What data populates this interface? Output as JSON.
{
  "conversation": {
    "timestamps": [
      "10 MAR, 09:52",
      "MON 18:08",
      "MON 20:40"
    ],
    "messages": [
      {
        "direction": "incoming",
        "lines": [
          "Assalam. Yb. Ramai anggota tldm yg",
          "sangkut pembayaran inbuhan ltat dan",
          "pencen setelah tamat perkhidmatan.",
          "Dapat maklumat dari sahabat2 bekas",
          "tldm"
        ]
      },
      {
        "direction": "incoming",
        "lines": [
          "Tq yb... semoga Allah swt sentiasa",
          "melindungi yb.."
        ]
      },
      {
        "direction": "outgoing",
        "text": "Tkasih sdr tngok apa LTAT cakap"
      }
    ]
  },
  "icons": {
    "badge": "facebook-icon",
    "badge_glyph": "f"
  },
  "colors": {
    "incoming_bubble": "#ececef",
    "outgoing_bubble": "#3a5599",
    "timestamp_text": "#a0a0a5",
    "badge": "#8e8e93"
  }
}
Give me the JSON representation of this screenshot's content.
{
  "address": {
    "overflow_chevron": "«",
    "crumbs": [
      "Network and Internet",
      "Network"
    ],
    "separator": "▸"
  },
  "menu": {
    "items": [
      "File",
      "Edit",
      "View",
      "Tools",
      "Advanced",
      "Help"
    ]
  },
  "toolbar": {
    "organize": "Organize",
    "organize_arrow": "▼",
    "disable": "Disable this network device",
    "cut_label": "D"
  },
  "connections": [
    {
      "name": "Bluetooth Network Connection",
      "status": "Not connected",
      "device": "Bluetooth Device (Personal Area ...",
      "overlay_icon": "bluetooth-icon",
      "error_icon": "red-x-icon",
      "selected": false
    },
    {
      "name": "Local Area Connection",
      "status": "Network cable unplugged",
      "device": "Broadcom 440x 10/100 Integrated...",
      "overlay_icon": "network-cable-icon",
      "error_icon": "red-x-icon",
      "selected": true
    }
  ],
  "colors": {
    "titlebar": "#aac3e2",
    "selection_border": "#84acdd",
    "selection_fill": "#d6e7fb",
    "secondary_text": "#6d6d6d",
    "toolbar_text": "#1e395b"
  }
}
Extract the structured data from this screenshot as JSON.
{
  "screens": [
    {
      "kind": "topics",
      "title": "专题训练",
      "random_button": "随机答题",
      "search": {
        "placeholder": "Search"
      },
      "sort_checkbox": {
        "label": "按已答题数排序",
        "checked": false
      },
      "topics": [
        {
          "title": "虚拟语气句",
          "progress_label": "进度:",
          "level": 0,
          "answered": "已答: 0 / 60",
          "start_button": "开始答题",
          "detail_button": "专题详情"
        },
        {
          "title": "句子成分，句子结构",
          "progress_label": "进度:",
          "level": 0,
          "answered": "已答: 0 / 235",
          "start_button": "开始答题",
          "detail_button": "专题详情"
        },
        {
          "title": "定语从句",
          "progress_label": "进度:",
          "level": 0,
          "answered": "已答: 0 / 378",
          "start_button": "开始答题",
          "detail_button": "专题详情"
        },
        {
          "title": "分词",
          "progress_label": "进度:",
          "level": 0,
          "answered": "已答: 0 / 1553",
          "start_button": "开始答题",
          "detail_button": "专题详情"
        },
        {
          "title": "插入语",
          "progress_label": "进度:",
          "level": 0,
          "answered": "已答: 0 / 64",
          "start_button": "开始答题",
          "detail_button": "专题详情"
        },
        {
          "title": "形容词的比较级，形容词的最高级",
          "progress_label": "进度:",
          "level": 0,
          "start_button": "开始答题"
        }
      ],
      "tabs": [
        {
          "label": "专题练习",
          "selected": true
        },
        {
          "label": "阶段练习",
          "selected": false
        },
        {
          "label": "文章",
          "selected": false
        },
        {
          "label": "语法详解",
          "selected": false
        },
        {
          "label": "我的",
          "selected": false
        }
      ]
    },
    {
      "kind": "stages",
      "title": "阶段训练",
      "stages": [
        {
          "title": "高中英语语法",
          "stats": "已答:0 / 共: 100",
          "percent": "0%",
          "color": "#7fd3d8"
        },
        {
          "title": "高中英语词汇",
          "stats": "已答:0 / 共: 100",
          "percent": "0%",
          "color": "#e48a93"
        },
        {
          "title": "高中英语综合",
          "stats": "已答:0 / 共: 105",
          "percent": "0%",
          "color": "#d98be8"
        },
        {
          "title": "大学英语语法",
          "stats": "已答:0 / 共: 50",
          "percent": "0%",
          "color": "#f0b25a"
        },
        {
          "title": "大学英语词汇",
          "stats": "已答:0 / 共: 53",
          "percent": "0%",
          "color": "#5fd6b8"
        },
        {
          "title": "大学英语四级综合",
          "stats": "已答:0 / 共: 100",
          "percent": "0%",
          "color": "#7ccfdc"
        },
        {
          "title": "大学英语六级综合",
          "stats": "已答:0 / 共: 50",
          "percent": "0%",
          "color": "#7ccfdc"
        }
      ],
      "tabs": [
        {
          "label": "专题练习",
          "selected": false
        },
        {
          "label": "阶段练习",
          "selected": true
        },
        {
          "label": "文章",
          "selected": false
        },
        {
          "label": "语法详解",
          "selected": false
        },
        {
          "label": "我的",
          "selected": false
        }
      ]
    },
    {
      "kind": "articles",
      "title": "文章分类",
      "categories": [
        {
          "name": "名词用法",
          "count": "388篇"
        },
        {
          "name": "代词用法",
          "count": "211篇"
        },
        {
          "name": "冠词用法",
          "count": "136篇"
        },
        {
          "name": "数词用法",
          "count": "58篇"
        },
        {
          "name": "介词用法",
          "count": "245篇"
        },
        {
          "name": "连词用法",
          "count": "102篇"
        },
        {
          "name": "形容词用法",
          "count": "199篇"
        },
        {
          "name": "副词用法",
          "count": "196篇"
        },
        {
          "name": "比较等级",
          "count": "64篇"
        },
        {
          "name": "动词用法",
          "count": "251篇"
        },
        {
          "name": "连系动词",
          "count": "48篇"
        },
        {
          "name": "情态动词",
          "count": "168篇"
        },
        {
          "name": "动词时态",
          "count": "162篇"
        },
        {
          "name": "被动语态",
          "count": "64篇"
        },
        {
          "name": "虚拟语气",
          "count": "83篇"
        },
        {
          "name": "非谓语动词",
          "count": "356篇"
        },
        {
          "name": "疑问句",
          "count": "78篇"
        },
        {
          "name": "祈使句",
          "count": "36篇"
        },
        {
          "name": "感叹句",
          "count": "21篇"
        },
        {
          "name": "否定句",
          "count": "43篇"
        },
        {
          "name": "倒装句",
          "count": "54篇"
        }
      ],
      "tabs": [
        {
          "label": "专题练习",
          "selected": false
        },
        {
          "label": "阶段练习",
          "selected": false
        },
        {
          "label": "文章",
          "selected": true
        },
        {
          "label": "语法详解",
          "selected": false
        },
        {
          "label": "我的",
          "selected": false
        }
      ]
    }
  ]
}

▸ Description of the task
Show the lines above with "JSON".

▸ Solution to this problem
What data populates this interface? Output as JSON.
Give me the JSON representation of this screenshot's content.
Extract the structured data from this screenshot as JSON.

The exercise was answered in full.